In AYC's Frostbite Series, one throwout is allowed after 11 races, and a maximumof two are calculated in the final standings after at least 12 racesare completed. With 14 races sailed, two throwouts will be used in final scoring.
Standings in three of the classes were unaffected bythrowouts. In PHRF 1, MORC and Pearson 30s, all of the active competitors kept their positions after throwout scores were dropped from their unadjusted totals.
Similarly, PHRF 2 winners John Aras and Dorsey Owings on Sea Biscuit, J/24 winner Delorme and J/24 second-placers Rob Kyle and Todd Barr on Sail No. 2548, retained their slots afterthe throwouts, although other positions in their classes shifted somewhat.

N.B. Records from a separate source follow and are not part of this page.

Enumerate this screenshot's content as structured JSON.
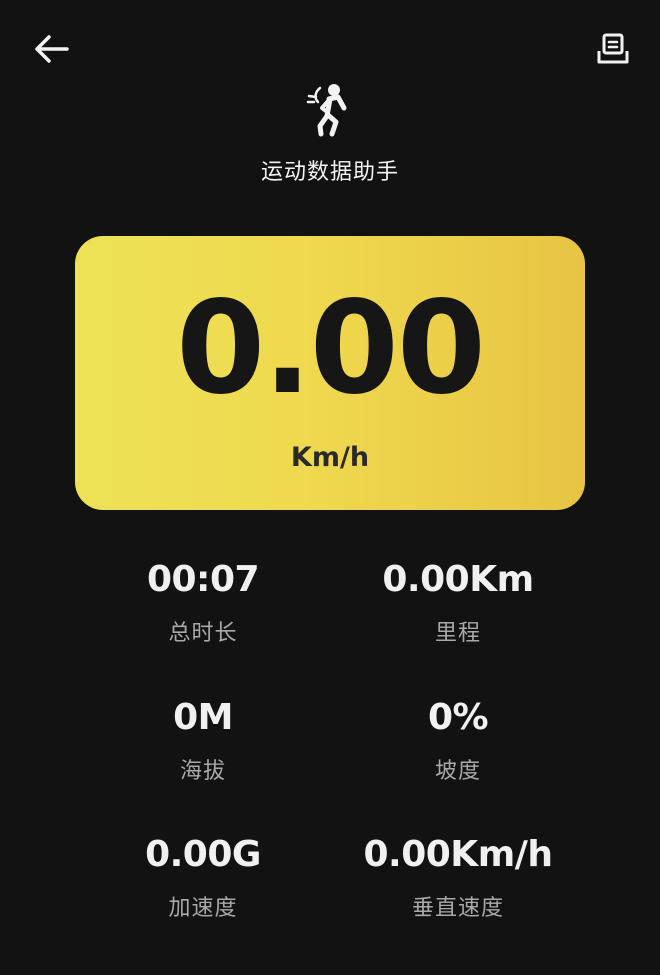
{
  "header": {
    "title": "运动数据助手",
    "back_icon": "arrow-left-icon",
    "export_icon": "export-tray-icon",
    "logo_icon": "runner-icon"
  },
  "speed": {
    "value": "0.00",
    "unit": "Km/h"
  },
  "stats": [
    {
      "value": "00:07",
      "label": "总时长"
    },
    {
      "value": "0.00Km",
      "label": "里程"
    },
    {
      "value": "0M",
      "label": "海拔"
    },
    {
      "value": "0%",
      "label": "坡度"
    },
    {
      "value": "0.00G",
      "label": "加速度"
    },
    {
      "value": "0.00Km/h",
      "label": "垂直速度"
    }
  ],
  "colors": {
    "background": "#121212",
    "card_gradient_start": "#ede257",
    "card_gradient_end": "#e8c444",
    "primary_text": "#f0f0f0",
    "secondary_text": "#a9a9a9"
  }
}
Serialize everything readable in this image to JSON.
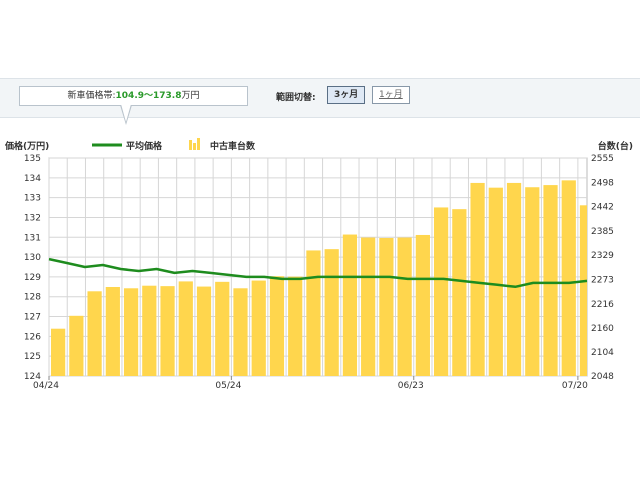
{
  "header": {
    "price_prefix": "新車価格帯:",
    "price_low": "104.9",
    "price_sep": "～",
    "price_high": "173.8",
    "price_unit": "万円",
    "range_label": "範囲切替:",
    "range_buttons": [
      {
        "label": "3ヶ月",
        "active": true
      },
      {
        "label": "1ヶ月",
        "active": false
      }
    ]
  },
  "colors": {
    "line": "#1e8c1e",
    "bar": "#ffd64d",
    "grid": "#d6d6d6"
  },
  "chart_data": {
    "type": "bar",
    "ylabel": "価格(万円)",
    "y2label": "台数(台)",
    "legend": [
      {
        "name": "平均価格",
        "kind": "line"
      },
      {
        "name": "中古車台数",
        "kind": "bar"
      }
    ],
    "ylim": [
      124,
      135
    ],
    "y_ticks": [
      "124",
      "125",
      "126",
      "127",
      "128",
      "129",
      "130",
      "131",
      "132",
      "133",
      "134",
      "135"
    ],
    "y2lim": [
      2048,
      2555
    ],
    "y2_ticks": [
      "2048",
      "2104",
      "2160",
      "2216",
      "2273",
      "2329",
      "2385",
      "2442",
      "2498",
      "2555"
    ],
    "x_tick_labels": [
      {
        "index": 0,
        "label": "04/24"
      },
      {
        "index": 10,
        "label": "05/24"
      },
      {
        "index": 20,
        "label": "06/23"
      },
      {
        "index": 29,
        "label": "07/20"
      }
    ],
    "x_count": 30,
    "series": [
      {
        "name": "中古車台数",
        "kind": "bar",
        "axis": "right",
        "values": [
          2158,
          2188,
          2245,
          2255,
          2252,
          2258,
          2257,
          2268,
          2256,
          2267,
          2252,
          2270,
          2280,
          2279,
          2340,
          2343,
          2377,
          2370,
          2369,
          2370,
          2376,
          2440,
          2436,
          2497,
          2486,
          2497,
          2487,
          2492,
          2503,
          2445
        ]
      },
      {
        "name": "平均価格",
        "kind": "line",
        "axis": "left",
        "values": [
          129.9,
          129.7,
          129.5,
          129.6,
          129.4,
          129.3,
          129.4,
          129.2,
          129.3,
          129.2,
          129.1,
          129.0,
          129.0,
          128.9,
          128.9,
          129.0,
          129.0,
          129.0,
          129.0,
          129.0,
          128.9,
          128.9,
          128.9,
          128.8,
          128.7,
          128.6,
          128.5,
          128.7,
          128.7,
          128.7,
          128.8
        ]
      }
    ]
  }
}
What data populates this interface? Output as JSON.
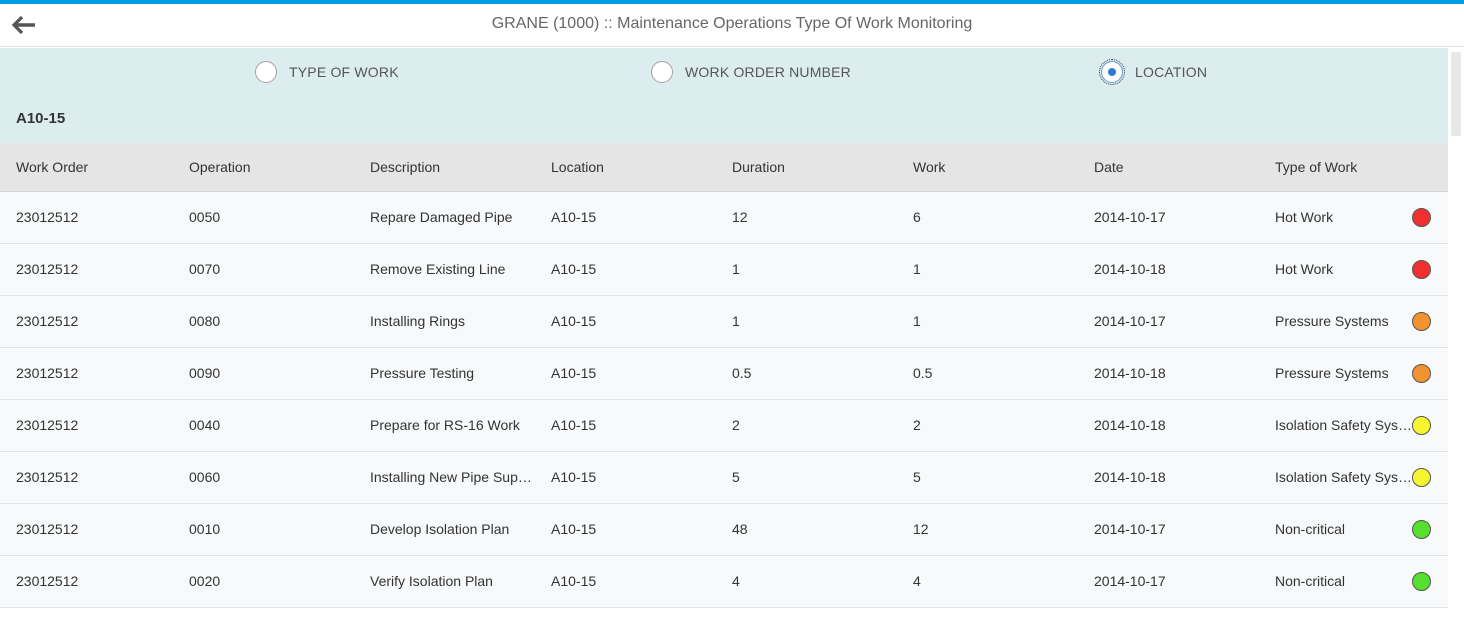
{
  "header": {
    "title": "GRANE (1000) :: Maintenance Operations Type Of Work Monitoring",
    "back_icon": "arrow-left-icon"
  },
  "filter": {
    "options": [
      {
        "label": "TYPE OF WORK",
        "selected": false
      },
      {
        "label": "WORK ORDER NUMBER",
        "selected": false
      },
      {
        "label": "LOCATION",
        "selected": true
      }
    ],
    "group_title": "A10-15"
  },
  "table": {
    "columns": [
      "Work Order",
      "Operation",
      "Description",
      "Location",
      "Duration",
      "Work",
      "Date",
      "Type of Work"
    ],
    "rows": [
      {
        "work_order": "23012512",
        "operation": "0050",
        "description": "Repare Damaged Pipe",
        "location": "A10-15",
        "duration": "12",
        "work": "6",
        "date": "2014-10-17",
        "type_of_work": "Hot Work",
        "status_color": "#f03030"
      },
      {
        "work_order": "23012512",
        "operation": "0070",
        "description": "Remove Existing Line",
        "location": "A10-15",
        "duration": "1",
        "work": "1",
        "date": "2014-10-18",
        "type_of_work": "Hot Work",
        "status_color": "#f03030"
      },
      {
        "work_order": "23012512",
        "operation": "0080",
        "description": "Installing Rings",
        "location": "A10-15",
        "duration": "1",
        "work": "1",
        "date": "2014-10-17",
        "type_of_work": "Pressure Systems",
        "status_color": "#f39230"
      },
      {
        "work_order": "23012512",
        "operation": "0090",
        "description": "Pressure Testing",
        "location": "A10-15",
        "duration": "0.5",
        "work": "0.5",
        "date": "2014-10-18",
        "type_of_work": "Pressure Systems",
        "status_color": "#f39230"
      },
      {
        "work_order": "23012512",
        "operation": "0040",
        "description": "Prepare for RS-16 Work",
        "location": "A10-15",
        "duration": "2",
        "work": "2",
        "date": "2014-10-18",
        "type_of_work": "Isolation Safety Systems",
        "status_color": "#f5f530"
      },
      {
        "work_order": "23012512",
        "operation": "0060",
        "description": "Installing New Pipe Supports",
        "location": "A10-15",
        "duration": "5",
        "work": "5",
        "date": "2014-10-18",
        "type_of_work": "Isolation Safety Systems",
        "status_color": "#f5f530"
      },
      {
        "work_order": "23012512",
        "operation": "0010",
        "description": "Develop Isolation Plan",
        "location": "A10-15",
        "duration": "48",
        "work": "12",
        "date": "2014-10-17",
        "type_of_work": "Non-critical",
        "status_color": "#55e030"
      },
      {
        "work_order": "23012512",
        "operation": "0020",
        "description": "Verify Isolation Plan",
        "location": "A10-15",
        "duration": "4",
        "work": "4",
        "date": "2014-10-17",
        "type_of_work": "Non-critical",
        "status_color": "#55e030"
      }
    ]
  }
}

In the hotly contested PHRF 2 class, where each of the top five teams aced at least two races, and no team took more than three,worst-race drops propelled the Naval Academy-based team of Elliott Oldak and Mid. 1/C Tom Fugelstad on Thunderbolt into second place, edging Steve Bardelman on Valhalla into third by two points.
It was an even narrower margin in J/24s, where the Dehan team on Planet Zork edged Tom Thawley on Main Squeeze out of third after the throwouts, beating him by only 1.5 points.

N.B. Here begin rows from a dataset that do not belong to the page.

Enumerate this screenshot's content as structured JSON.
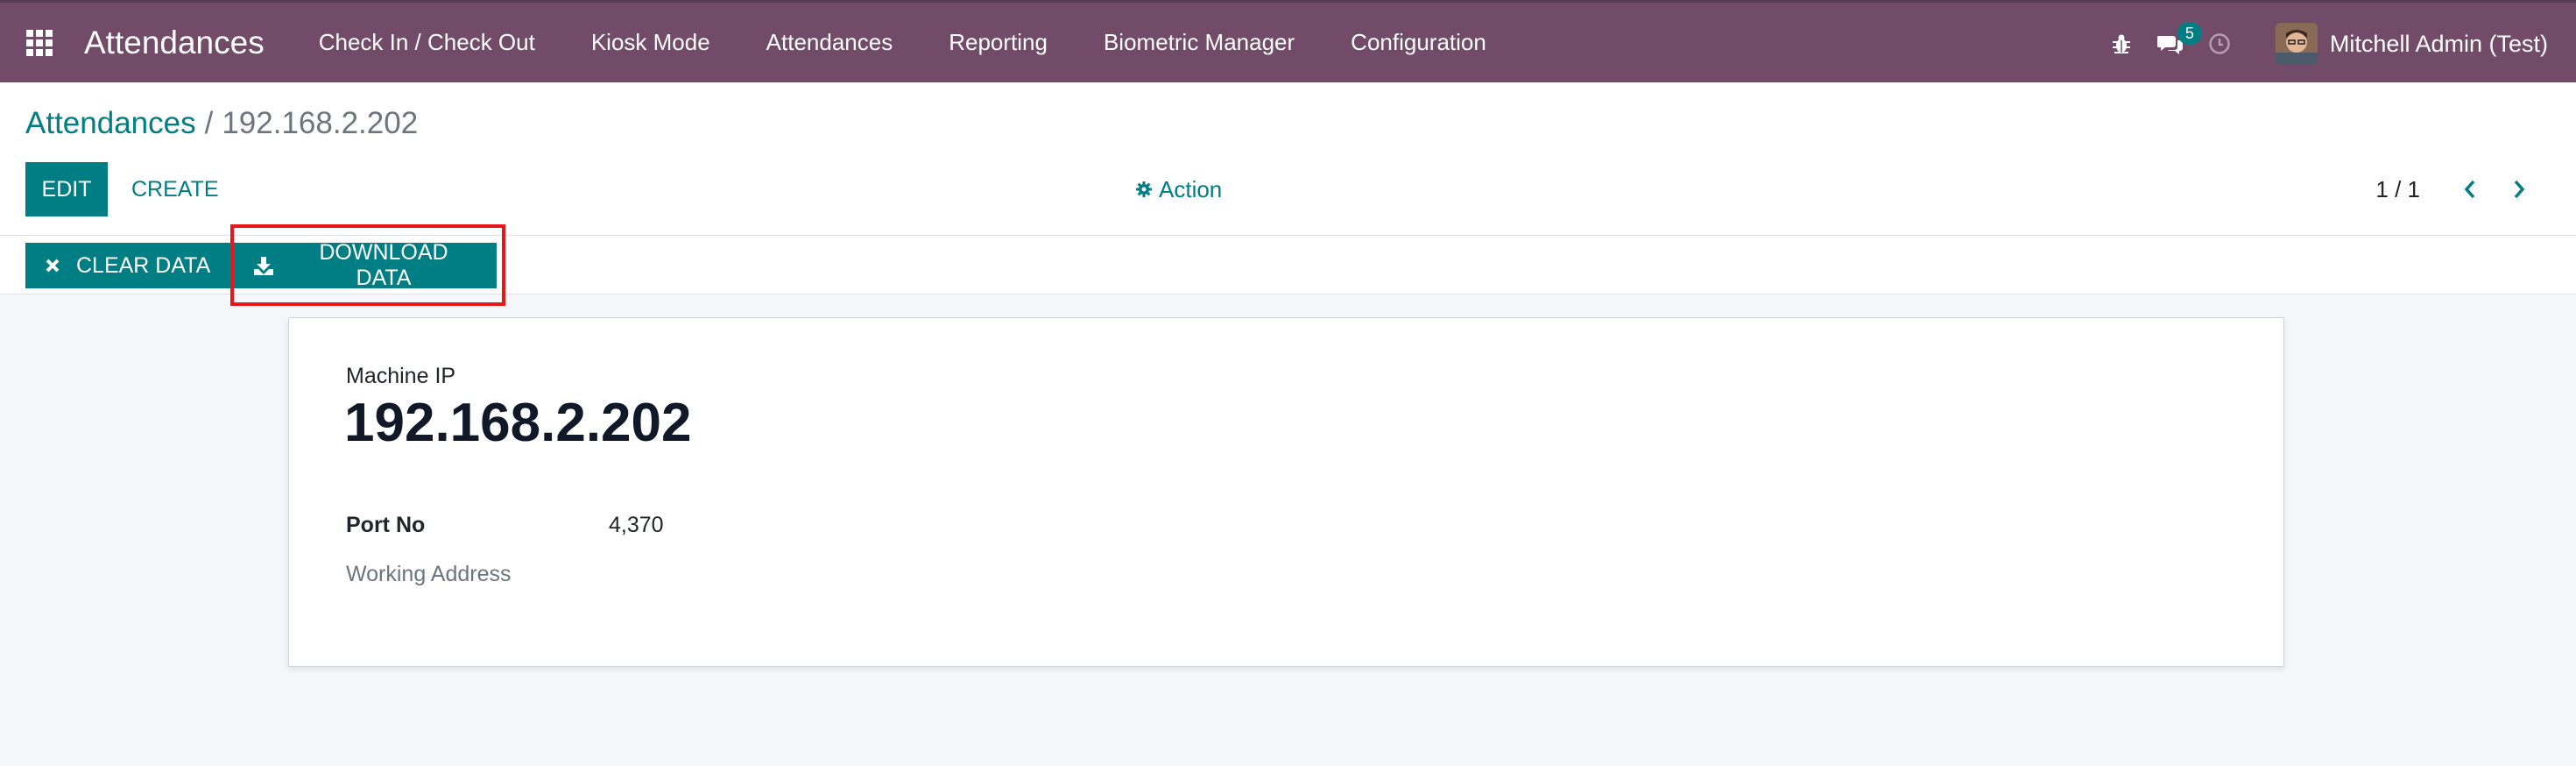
{
  "navbar": {
    "app_title": "Attendances",
    "menu": [
      "Check In / Check Out",
      "Kiosk Mode",
      "Attendances",
      "Reporting",
      "Biometric Manager",
      "Configuration"
    ],
    "messages_count": "5",
    "user_name": "Mitchell Admin (Test)",
    "bg_color": "#714b67"
  },
  "breadcrumb": {
    "parent": "Attendances",
    "separator": "/",
    "current": "192.168.2.202"
  },
  "toolbar": {
    "edit_label": "EDIT",
    "create_label": "CREATE",
    "action_label": "Action",
    "pager": "1 / 1"
  },
  "statusbar": {
    "clear_label": "CLEAR DATA",
    "download_label": "DOWNLOAD DATA"
  },
  "form": {
    "machine_ip_label": "Machine IP",
    "machine_ip_value": "192.168.2.202",
    "port_label": "Port No",
    "port_value": "4,370",
    "address_label": "Working Address"
  },
  "colors": {
    "primary": "#017e84",
    "highlight": "#e8161b"
  },
  "icons": {
    "apps": "apps-grid-icon",
    "debug": "bug-icon",
    "messages": "chat-icon",
    "activities": "clock-icon",
    "action": "gear-icon",
    "clear": "close-icon",
    "download": "download-icon"
  }
}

The biggest potential for upset still remains in the PHRF 3 class, the regatta series' largest, where the winner after throwouts is Michael Higgins on Wipe Out, who toppled the Prins/Sherwood team on Sizzler out of its unadjusted first-place seat into second. The provisional series scoring was done based on one of the throwouts being the class-wide ninth-race DNC when the race was abandoned in dead calm, giving third to the team of Cedric Baxterand Ernst Becker on Finesse.

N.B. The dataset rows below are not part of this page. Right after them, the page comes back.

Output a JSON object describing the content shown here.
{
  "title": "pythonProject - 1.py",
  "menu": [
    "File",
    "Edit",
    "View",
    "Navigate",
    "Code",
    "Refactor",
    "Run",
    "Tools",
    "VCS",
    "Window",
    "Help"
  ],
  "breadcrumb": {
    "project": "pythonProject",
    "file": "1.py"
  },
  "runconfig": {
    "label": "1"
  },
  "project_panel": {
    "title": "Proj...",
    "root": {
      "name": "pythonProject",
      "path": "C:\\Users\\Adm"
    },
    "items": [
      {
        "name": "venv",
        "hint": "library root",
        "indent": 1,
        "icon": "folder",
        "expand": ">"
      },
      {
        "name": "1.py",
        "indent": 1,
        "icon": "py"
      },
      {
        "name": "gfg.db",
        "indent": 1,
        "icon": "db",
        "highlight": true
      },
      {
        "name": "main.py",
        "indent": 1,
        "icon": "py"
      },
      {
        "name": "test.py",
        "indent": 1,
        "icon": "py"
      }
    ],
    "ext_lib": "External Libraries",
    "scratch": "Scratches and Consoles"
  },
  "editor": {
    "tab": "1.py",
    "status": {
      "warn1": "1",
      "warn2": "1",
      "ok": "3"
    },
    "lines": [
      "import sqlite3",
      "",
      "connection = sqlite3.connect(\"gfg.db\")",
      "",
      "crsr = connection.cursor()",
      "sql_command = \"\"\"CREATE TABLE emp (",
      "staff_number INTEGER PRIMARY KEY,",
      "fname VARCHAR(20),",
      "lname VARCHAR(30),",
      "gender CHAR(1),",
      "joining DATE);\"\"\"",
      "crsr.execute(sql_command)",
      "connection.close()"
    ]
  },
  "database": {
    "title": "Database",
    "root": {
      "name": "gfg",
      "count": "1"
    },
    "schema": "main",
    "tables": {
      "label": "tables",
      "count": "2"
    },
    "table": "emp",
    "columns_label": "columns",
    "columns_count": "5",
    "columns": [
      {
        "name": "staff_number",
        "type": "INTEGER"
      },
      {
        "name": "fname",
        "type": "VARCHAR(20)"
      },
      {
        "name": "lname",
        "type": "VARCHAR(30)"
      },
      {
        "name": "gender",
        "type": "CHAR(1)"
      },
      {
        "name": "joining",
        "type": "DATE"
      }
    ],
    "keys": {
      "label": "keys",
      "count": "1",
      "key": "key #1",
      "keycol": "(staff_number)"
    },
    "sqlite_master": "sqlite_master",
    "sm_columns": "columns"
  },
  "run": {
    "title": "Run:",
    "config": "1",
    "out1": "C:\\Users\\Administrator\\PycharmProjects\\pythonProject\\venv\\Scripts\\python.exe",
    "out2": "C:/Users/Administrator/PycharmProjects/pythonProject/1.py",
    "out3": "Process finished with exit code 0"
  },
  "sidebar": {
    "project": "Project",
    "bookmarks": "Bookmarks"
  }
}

PHRF 3 is the only one of the three 13-race classes in which the preliminary decision to use the ninth-race DNC as one of the allowable throwouts has an effect on the final relative standings among the top three.
If this series were judged based on the 13 races actually completed, instead of the current 14 on the schedule, the team of Mark Pellerin and Will Keyworth on Joy would slip neatly up into third by a significant margin of almost 15 points. The current provisional third-placer, the Baxter/Becker team, would end up winning a points tie for fourth over the Eubanks/Husar team on Chicken Little.
In all, chairman Dan Spadone and his SpecialEvents Committee have managed another highly successful, well-run and very popular Frostbite Series; the only disappointment now is what to do with our weekends until April.
Nancy Noyes is a member of the Chesapeake Bay Yacht Racing Association and has been racing on the bayfor about five years. Her Sailing column appears every Wednesday andSunday in The Anne Arundel County Sun.